Wednesday, March 31, 2010 at 3:49 p.m.
The evening's headliners had interesting choices in headgear.
photo by Nicole Cussell
To view a full slideshow from this event, click here
Saturday, I took a day of rest and hibernated rather than try to hit up any day parties. I knew I was going to get sweaty as hell at Get Physical
's annual WMC throwdown later that night. Ever since I randomly wandered into this event for the first time, back in 2007 at Studio A, it's become a benchmark WMC event for me. The label pumps out some of the smartest, but still danceable and melodic, tech-house around, attracting a cool crowd that comes ready to dance without any bullshit. This is an event that goes late, and that you don't just stop by: it's an investment, but one with crazy returns in the wee-hours headlining set. This year, it was a four-person tag-team set between the guys of M.A.N.D.Y., Matthew Dear, and Damian Lazarus.
Everything Get Physical does is golden in my book, and that goes as well for every event co-signed by local crew Safe
, as this one was.
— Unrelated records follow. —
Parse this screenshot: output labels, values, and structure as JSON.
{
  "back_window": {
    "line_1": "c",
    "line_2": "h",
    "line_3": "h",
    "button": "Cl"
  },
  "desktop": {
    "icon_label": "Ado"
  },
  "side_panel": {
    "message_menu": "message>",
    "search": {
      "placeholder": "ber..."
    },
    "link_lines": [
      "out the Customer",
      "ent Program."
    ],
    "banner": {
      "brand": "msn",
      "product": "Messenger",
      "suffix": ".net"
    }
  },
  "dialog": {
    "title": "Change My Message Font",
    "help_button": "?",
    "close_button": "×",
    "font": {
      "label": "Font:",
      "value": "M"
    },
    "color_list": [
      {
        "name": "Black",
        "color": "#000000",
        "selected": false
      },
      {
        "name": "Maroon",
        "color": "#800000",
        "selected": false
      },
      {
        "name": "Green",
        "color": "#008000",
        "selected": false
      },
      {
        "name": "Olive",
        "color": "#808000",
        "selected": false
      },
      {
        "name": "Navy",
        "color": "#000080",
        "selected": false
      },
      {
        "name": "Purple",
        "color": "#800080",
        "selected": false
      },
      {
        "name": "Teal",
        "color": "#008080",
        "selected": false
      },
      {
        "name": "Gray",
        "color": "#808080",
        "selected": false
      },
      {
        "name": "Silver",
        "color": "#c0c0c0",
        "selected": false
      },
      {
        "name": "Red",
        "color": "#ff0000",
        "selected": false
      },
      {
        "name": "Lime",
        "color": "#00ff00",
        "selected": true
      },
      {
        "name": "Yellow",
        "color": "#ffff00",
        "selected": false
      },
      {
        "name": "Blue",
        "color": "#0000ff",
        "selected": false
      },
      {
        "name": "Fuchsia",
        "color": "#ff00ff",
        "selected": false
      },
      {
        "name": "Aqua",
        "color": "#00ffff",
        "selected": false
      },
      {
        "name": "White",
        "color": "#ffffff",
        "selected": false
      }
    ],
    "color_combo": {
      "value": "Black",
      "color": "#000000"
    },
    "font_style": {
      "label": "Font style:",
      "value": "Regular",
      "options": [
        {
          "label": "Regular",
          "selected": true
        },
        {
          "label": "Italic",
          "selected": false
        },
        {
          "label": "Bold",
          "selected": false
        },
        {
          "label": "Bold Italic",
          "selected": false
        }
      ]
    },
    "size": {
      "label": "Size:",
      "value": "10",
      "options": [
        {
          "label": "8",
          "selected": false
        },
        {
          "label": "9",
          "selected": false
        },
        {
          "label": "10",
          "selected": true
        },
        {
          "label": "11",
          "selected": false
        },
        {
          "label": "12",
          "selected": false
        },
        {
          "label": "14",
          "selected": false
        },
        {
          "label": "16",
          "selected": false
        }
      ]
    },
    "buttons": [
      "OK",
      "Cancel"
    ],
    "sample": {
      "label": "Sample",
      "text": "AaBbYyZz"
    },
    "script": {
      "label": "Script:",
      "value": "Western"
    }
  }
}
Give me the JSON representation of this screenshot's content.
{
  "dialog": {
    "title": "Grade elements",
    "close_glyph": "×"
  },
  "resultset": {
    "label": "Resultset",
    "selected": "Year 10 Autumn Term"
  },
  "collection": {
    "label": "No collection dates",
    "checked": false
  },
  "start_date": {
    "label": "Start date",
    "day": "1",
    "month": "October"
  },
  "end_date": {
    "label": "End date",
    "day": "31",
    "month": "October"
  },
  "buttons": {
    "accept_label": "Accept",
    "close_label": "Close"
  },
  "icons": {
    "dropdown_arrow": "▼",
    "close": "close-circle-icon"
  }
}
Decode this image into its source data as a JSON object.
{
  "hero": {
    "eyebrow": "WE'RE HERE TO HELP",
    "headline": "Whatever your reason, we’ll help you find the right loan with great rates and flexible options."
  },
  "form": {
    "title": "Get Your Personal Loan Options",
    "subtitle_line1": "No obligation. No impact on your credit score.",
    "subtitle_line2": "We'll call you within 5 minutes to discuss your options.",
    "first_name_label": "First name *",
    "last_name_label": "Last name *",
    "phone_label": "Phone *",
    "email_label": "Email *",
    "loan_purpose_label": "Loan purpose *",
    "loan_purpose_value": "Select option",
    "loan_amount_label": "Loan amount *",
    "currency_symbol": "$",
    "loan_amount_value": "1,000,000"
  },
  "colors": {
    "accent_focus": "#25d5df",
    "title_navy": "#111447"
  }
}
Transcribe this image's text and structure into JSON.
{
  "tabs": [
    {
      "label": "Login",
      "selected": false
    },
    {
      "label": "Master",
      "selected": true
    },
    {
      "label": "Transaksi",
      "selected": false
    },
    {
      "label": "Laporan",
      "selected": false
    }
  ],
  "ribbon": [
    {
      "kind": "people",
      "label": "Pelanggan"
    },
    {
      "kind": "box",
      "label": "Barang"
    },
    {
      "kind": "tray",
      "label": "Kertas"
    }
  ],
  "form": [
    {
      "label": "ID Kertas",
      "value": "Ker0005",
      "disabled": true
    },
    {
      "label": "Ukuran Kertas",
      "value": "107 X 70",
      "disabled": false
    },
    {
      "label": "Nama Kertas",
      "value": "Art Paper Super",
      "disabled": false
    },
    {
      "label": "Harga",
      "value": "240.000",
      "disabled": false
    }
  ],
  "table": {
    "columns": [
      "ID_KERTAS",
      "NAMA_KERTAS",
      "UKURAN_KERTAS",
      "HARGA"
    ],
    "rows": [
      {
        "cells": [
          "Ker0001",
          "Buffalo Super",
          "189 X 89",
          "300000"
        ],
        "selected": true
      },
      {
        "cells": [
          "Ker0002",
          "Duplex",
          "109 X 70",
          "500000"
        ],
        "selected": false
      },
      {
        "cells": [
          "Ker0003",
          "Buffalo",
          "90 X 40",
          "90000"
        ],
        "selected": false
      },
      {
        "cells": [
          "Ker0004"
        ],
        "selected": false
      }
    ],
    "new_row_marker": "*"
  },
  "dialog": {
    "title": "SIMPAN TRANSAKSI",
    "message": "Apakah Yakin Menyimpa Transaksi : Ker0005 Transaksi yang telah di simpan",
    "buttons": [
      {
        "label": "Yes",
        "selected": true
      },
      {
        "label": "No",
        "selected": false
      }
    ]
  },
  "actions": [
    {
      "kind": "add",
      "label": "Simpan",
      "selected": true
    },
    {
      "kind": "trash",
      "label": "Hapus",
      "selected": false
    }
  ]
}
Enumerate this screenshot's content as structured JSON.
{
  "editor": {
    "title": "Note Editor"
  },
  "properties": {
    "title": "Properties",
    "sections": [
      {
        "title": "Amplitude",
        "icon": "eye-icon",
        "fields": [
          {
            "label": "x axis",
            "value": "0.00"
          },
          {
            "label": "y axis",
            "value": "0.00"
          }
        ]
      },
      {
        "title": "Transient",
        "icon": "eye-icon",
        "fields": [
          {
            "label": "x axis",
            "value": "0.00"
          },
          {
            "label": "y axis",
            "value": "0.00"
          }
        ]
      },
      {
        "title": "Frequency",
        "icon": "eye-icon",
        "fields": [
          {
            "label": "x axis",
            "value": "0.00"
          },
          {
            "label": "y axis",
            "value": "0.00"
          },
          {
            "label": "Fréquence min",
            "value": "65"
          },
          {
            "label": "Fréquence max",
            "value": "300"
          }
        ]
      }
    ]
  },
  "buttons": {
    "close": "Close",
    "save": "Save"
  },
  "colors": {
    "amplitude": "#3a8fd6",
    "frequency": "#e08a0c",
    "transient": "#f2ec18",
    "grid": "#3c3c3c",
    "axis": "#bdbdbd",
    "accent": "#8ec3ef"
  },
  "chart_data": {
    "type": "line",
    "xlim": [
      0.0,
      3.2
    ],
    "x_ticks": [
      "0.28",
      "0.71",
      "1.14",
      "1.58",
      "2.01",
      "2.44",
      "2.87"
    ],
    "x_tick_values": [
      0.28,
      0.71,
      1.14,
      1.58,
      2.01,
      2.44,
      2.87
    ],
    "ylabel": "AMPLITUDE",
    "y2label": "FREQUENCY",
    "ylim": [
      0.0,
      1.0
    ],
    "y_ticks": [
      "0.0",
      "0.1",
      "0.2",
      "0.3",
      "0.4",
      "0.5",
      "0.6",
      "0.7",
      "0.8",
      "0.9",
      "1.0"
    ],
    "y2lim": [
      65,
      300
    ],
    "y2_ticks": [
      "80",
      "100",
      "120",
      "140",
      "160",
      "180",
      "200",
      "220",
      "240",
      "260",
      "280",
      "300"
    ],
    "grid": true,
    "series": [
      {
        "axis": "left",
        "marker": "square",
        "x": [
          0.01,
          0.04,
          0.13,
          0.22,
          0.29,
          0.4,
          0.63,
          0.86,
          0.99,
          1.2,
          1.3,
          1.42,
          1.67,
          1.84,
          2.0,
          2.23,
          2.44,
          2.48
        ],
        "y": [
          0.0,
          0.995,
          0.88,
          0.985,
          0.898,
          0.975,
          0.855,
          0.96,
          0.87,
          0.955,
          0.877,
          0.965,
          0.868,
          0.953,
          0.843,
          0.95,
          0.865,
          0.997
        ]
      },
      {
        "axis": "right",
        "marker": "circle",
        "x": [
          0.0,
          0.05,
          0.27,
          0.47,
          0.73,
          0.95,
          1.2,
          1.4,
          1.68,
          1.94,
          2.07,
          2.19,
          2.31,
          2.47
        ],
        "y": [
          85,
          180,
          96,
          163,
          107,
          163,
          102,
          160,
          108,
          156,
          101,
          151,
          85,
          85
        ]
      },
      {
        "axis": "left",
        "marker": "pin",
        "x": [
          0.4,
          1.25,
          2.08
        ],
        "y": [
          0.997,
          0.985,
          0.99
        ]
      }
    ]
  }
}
So yes, I started out biased (towards good music an parties), but this year's edition of Get Physical Miami was the best one yet. (Click the link above to view a slideshow of cool photos by Crossfade contributing photog Nicole Cussell; the rest of the crappy photos that follow are mine.)
Reasons why this was my favorite party of all of WMC:
The hallway into the party.
On the way to the chill-out patio.
The main room was a cavernous warehouse, but with everything painted a clean white, it seemed expansive rather than gross. Fog machines kept just the right air of mystery, and these amazing color-changing light rods set a futuristic mood. Most importantly, the sound system was crisp, and reached all the way into the back corners, without, magically, killing one's eardrums.
That's wall-to-wall Astro Turf.
3. Vibe. The music, the location, the setting, the crowd -- all this added up to a friendly, serious-dancing party that boasted all the best elements of a late-90s rave, but a little more grown-up and without the unfortunate day-glo fashion.
The main room, before it got crowded.
4. The talent, of course.
Every Get Physical party boasts a lineup as eclectic as the music released by the label itself. When I arrived, Lee Curtiss
was playing a relatively chilled, slightly disco-inflected set. The next DJ after him was Heidi
, who, besides being cute as a button and one of my female DJ heroes (along with Annie Mac), brings a slightly house-ier flavor to her sets.
Lee Curtiss, early in the evening.
In between that, though, was the real wild card of the evening, a live performance by the French group dOP
. It's a bit of a visually mismatched trio, with two skinny guys in scarves and workout clothes manned a bank of synths and other machines while a stockier, slightly hip-hop looking dude wearing a Lei, with glitter smeared over his bald head, "sung," kind of. This consisted mostly of muttering in French, at one point devolving into orgasmic moans, alternating with the very Steve Aoki-style move of pouring Grey Goose into fans' mouths. At least this portion of the evening wasn't boring.
Tiefschwarz got things going deeper, taking the crowd through the 2-3ish slot, but the real pre-headliner highlight was the set from the venerable DJ Hell
. He's got his own label, International DJ Gigolos
, of course, but his appearance on this bill was a treat. Hell long ago shed all the vaguely electroclash trappings he flirted with earlier in the decade, and has gone back to a techier, more atmospheric sound that's Teutonic but still sexy. His sound was at once relentless but also nuanced and layered, providing a searing lead-up to the main event of the night. Here's the crowd dancing during his set, with appropriately devilish red lighting:
That was, of course, the much-heralded triple tag-team between M.A.N.D.Y., Matthew Dear, and Damian Lazarus (who marked the occasion with a strange feathery-furry gray hat). At this point, the crowd was a bit Zombieland -- lots of sunglasses in here, though it was still dark. Still, it was impossible to be distracted; the headliners, switching off at the decks, managed to lock into a robotic, shamanistic beat that killed all the mental noise. I remember, vaguely, a track that sampled the Who's "Baba O'Riley" creating a weirdly trance-y build-up, and after that, I don't remember much until my body finally gave out, and I wandered back into the early-morning and a hazy trip back to reality.